words by barbara hurley / photograph by john emerson
tephen Scheinthal, DO, is admittedly “passionate” about aging and aging research. “It’s my life,” he explains, adding that it all began when he embarked on memory research as an undergraduate at Brandeis University under the tutelage of a distinguished scientist who steered him into academic medicine.
A native New Jerseyan, he came back to his home state and to UMDNJ’s School of Osteopathic Medicine for his medical degree and never left. He found his professional home and the perfect place to indulge his passion: the school’s New Jersey Institute for Successful Aging, where he is associate director.
For Scheinthal, “successful aging” is the ability to maintain independent living and a reasonable quality of life. Preserving independence in an older population, he maintains, should be the focus. “Too often families are very disturbed if their elder doesn’t know what day of the week it is,” he says. “What difference does it make if it’s Tuesday or Wednesday, if that person can still function independently? The emphasis should be on what they can do.”
And, of course, a serious obstacle to what an elder can do is dementia, memory disorders that impair the ability to perform the activities of daily living — eating, dressing and basic hygiene. Consequently, Scheinthal has taken an active interest in clinical trials for his patients over the past 11 years in the hopes of improving the lives of people with dementia. He has served as principal investigator on several studies and has been involved in clinical trials that resulted in the drug donepizil as well as galantimine. “Seeing these products move from an idea to a viable treatment option was extremely rewarding,” he notes.
Alzheimer’s disease, he says, is the most common dementia and the one most often the target of clinical trials. Yet, it’s hard to recruit patients from among a population that often doesn’t qualify for studies due to other medications they may be on or other medical conditions.

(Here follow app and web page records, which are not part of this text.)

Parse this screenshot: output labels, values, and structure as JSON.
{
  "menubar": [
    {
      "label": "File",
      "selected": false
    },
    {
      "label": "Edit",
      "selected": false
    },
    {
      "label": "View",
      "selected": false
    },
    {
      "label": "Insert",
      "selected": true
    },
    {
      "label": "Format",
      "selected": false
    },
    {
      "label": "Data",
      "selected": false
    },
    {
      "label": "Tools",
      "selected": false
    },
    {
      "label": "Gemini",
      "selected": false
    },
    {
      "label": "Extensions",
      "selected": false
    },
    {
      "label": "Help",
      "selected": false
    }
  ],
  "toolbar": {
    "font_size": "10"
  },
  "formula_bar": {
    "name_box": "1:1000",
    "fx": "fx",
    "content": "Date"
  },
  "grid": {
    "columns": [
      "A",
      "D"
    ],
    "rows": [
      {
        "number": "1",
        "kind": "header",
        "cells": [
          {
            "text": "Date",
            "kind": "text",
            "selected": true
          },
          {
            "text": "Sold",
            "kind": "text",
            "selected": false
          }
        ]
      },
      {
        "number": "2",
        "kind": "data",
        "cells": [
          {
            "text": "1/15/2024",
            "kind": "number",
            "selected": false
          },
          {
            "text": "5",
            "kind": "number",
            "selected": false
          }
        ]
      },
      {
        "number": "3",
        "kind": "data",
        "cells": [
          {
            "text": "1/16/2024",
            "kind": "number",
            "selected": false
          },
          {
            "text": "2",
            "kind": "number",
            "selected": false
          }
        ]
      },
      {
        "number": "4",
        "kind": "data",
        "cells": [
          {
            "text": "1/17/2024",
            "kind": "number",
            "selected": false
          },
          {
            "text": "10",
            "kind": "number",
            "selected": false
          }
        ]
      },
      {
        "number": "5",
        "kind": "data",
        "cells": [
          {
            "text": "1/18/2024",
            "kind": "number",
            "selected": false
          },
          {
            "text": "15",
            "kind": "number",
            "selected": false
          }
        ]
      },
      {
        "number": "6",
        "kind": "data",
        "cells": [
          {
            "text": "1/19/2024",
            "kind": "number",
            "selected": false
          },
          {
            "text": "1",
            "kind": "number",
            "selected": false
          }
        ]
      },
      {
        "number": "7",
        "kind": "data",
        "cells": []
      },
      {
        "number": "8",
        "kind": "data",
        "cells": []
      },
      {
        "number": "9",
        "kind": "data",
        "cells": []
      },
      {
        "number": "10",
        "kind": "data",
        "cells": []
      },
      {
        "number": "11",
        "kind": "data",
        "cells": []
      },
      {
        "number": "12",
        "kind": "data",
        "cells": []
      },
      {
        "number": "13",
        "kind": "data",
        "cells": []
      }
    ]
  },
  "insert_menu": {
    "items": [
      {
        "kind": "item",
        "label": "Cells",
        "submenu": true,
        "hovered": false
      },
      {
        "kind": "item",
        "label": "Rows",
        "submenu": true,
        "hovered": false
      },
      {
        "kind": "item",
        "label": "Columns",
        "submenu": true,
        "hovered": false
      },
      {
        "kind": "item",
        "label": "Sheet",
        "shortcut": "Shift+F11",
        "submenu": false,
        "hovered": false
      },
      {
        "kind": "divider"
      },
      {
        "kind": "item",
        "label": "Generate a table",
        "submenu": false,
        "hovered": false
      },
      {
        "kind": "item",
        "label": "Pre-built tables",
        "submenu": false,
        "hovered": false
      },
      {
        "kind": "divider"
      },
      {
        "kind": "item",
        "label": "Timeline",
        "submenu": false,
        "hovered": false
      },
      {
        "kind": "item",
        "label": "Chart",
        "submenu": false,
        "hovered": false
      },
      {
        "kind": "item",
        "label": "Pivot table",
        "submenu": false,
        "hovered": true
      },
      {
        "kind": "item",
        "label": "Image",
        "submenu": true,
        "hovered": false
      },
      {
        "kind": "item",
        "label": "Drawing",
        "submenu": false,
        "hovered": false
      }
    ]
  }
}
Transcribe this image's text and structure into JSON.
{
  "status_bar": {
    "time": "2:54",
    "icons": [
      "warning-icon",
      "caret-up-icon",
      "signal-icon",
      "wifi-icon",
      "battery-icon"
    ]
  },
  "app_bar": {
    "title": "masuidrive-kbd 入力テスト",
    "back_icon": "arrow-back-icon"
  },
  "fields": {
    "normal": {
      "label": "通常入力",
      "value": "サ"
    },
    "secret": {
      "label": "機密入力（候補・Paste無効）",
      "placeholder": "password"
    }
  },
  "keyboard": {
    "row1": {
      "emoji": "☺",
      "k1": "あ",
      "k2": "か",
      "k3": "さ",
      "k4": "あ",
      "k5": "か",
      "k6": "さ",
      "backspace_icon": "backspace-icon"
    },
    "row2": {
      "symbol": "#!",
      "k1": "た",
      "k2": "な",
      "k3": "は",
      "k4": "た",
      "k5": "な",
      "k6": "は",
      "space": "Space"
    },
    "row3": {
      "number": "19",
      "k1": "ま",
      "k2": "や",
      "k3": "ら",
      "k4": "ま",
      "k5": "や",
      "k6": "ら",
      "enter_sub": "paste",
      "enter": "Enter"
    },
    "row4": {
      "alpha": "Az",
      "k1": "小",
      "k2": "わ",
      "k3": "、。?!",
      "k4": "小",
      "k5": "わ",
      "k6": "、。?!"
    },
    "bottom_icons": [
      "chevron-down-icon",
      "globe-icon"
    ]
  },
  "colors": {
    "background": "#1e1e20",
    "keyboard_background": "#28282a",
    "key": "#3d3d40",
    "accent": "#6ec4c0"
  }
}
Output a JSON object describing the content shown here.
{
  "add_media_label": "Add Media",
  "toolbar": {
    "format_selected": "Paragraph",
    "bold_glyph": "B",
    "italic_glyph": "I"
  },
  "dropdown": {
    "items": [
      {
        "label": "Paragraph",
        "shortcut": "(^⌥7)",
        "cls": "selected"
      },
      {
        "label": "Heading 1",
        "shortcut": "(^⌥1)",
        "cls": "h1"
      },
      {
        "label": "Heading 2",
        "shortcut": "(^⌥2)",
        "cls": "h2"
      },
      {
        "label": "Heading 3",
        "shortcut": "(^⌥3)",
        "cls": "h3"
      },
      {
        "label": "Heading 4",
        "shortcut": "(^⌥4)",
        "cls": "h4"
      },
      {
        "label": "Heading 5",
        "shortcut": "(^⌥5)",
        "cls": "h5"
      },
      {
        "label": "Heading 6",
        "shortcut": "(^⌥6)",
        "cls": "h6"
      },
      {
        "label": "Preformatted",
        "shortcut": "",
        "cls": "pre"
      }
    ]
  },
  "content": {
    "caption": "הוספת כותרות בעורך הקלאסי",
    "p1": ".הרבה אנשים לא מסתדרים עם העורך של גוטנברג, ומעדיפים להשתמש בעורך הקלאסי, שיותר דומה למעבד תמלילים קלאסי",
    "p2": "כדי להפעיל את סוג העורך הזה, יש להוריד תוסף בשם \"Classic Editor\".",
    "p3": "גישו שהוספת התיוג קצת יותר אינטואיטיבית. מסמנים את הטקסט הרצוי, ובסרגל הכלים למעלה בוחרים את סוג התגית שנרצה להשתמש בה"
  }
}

Safety is a giant concern for Scheinthal. He is emphatic: “I tell my patients that nowhere will they find an institution more committed to safety for clinical trial participants than UMDNJ.” He is always looking for a good match for his patients, where benefits outweigh risks, and ultimately more treatment options emerge, especially for those with Alzheimer’s disease. Clinical trials can be a big time commitment; potential participants may be scared and skeptical. But Scheinthal has seen change as a result, and has seen people benefit from trial results. “Make a difference is our motto,” he says, “both now in people’s lives and in the future.”
He is always open to new trials and is optimistic about where they might lead. A new trial has recently started. His colleague, Anita Chopra, MD, director of the Institute, explains.
“Five Alzheimer’s disease medications are currently available,” she reports, “But all these drugs treat the symptoms of the disease. Now we’re looking at the underlying problem occurring in the brain and how to modify the disease itself.” She further notes that current treatment options may address issues like memory problems and mental confusion, but they do not cure, halt or even slow the disease process. She is pleased with the new direction of research into Alzheimer’s and excited about the new clinical trial.
The trial is evaluating the safety and effectiveness of an investigational drug, Bapineuzumab, to help control the progression of mild to moderate Alzheimer’s disease. The drug is a humanized monoclonal antibody designed to clear toxic beta amyloid from the brain. The beta amyloid protein is a key component of the plaques that are implicated in the pathology of the disease. “This is a very exciting development,” she says. “There’s a growing body of evidence about the pivotal role of the beta-amyloid peptide — Abeta — in the development of Alzheimer’s. Now alternative classes of drugs that target the formation of the beta amyloid plaque are being actively pursued in the hope that they could positively modify the course of the disease.”
She agrees with Scheinthal about the difficulty of recruiting patients for clinical trials. “Ageism is another factor,” she adds. “Despite the fact that some clinical trials are testing medications that target conditions more common among the elderly, they exclude a subset of older patients based on age alone.” And she notes that dementia patients pose special challenges, like transportation, for the caregiver. But the reasons for participation, beside the anticipation of a personal benefit, usually include a desire to help science move forward and to aid others with the same condition. “The elderly are the fastest growing segment of our population and a group that uses a disproportionate amount of healthcare resources,” she says. “Their lack of adequate representation in clinical trials is particularly troublesome. How are we to really assess the impact these drugs have on improving clinical care or quality of life for an older adult?”
Chopra has worked on clinical trials since 1993; the overwhelming majority has been related to dementia. Her interest in geriatrics grew from a close relationship with her grandparents while she was growing up in India and a growing awareness as she progressed through her medical training in the U.S. of a lack of education about older people. “I met medical professionals who looked at dementia as a normal part of aging,” she remembers, “And I saw older people with inappropriate care or too much medication.” She now sees successful aging — the avoidance of disease and disability, maintenance of physical and mental function and engagement with life — as an attainable goal.